Matteo Manassero ranked second for greens hit in Abu Dhabi, played well here last year and is a winner in Malaysia and Singapore. All his best form has come on fairly short, tree-lined courses where a degree of strategy is required and it wouldn't be a surprise were he to improve again having popped up for third place in India last spring.
Richie Ramsay boasts a similar skill set and flew home for sixth on Sunday.
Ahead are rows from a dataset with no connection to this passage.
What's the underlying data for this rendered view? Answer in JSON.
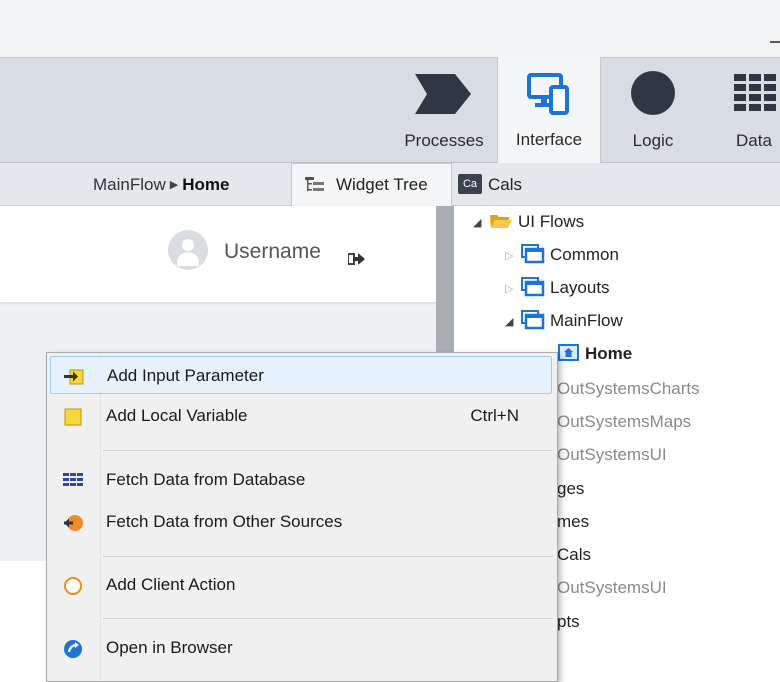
{
  "toolbar": {
    "tools": [
      {
        "label": "Processes",
        "icon": "chevron-arrow-icon"
      },
      {
        "label": "Interface",
        "icon": "monitor-phone-icon",
        "active": true
      },
      {
        "label": "Logic",
        "icon": "circle-icon"
      },
      {
        "label": "Data",
        "icon": "grid-icon"
      }
    ]
  },
  "breadcrumb": {
    "parent": "MainFlow",
    "current": "Home"
  },
  "tabs": {
    "widget_tree": "Widget Tree",
    "module_badge": "Ca",
    "module_name": "Cals"
  },
  "canvas": {
    "username": "Username"
  },
  "tree": {
    "ui_flows": "UI Flows",
    "common": "Common",
    "layouts": "Layouts",
    "mainflow": "MainFlow",
    "home": "Home",
    "rows": [
      "OutSystemsCharts",
      "OutSystemsMaps",
      "OutSystemsUI",
      "ges",
      "mes",
      "Cals",
      "OutSystemsUI",
      "pts"
    ]
  },
  "menu": {
    "items": [
      {
        "label": "Add Input Parameter",
        "shortcut": "",
        "icon": "input-parameter-icon"
      },
      {
        "label": "Add Local Variable",
        "shortcut": "Ctrl+N",
        "icon": "local-variable-icon"
      },
      {
        "label": "Fetch Data from Database",
        "shortcut": "",
        "icon": "database-grid-icon"
      },
      {
        "label": "Fetch Data from Other Sources",
        "shortcut": "",
        "icon": "external-source-icon"
      },
      {
        "label": "Add Client Action",
        "shortcut": "",
        "icon": "client-action-icon"
      },
      {
        "label": "Open in Browser",
        "shortcut": "",
        "icon": "browser-icon"
      }
    ]
  },
  "colors": {
    "accent": "#1e73d6",
    "highlight": "#e5f1fb",
    "toolbar_bg": "#d7dde2",
    "folder": "#f2b824"
  }
}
If he keeps hitting it as he has been lately, the Scot will go close again but his record in Malaysia is ordinary and there may be better opportunities for him in the weeks and months to come.
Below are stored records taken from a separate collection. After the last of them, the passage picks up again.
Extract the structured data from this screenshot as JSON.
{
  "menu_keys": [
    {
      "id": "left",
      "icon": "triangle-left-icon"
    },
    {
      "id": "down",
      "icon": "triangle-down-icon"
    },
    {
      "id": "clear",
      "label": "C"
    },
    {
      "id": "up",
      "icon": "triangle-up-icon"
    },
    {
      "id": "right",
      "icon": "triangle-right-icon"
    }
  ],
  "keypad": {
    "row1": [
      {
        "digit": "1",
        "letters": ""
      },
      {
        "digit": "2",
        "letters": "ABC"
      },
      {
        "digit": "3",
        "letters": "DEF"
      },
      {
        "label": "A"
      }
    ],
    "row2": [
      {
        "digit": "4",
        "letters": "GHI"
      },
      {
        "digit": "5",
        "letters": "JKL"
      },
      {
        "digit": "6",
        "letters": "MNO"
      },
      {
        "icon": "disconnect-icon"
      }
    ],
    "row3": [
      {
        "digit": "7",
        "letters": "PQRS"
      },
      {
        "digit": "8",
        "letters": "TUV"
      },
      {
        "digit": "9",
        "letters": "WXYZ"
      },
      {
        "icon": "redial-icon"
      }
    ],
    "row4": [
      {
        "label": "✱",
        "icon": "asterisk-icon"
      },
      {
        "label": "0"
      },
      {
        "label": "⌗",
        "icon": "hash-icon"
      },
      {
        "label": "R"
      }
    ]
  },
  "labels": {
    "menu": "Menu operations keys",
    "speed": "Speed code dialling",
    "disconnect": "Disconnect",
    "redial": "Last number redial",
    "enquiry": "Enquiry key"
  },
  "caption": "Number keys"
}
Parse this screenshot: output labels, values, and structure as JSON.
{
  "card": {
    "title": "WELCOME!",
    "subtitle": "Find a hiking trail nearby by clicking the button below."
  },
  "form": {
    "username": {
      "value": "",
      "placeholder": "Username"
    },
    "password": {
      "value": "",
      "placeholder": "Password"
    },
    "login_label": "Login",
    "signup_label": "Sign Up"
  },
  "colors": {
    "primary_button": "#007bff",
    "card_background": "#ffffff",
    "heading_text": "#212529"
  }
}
Australia's Sam Brazel produced his best performance of 2017 in this event and has returned to form since, so could be the latest to tie things in nicely with the Hong Kong Open which he won in 2016, with compatriots Andrew Dodt and Jason Scrivener also interesting for similar reasons.
Poom Saksansin beat Paul Casey in the EurAsia Cup singles and is a youngster who has been playing well for a long time now, Miguel Tabuena is striking the ball as well as just about anyone in the field and was second at a different venue two years ago, Alex Bjorn should take to the track and Ryo Ishikawa is a fascinating runner at 125/1.
Arjun Atwal is also a big price (175/1) for a two-time Malaysian Open winner who lost a play-off to Dylan Frittelli three starts back and was 10th last week, but it's compatriot Shubhankar Sharma who completes my staking plan from a lengthy list of tempting each-way options.
This 21-year-old was a seriously impressive winner of the Joburg Open before Christmas, carding 23-under with 10 shots separating him and the two players sharing sixth.
While it would've been difficult to predict such a performance, he had been playing very nicely beforehand, including at Fanling which rates a good guide to what we should expect this week, and he's certainly a player who has been highly touted for some time.
Sharma finished with three birdies for ninth place in this event last year, when vastly inexperienced in European/Asian Tour co-sanctions, while his sole previous start in Malaysia saw him finish third at an admittedly low level.
Anirban Lahiri is another player from India who won the Malaysian Open a couple of years back and Sharma looks a huge price given his current ability and scope to improve, one which appears to be based on the idea that he struggled in the Middle East.
I see it differently. Making cuts among unfamiliar surroundings and on big golf courses in both Abu Dhabi and Dubai is entirely positive and the combination of a drop in grade and return to a familiar layout makes him a live player at 80s.
Posted at 1950 GMT on 29/01/18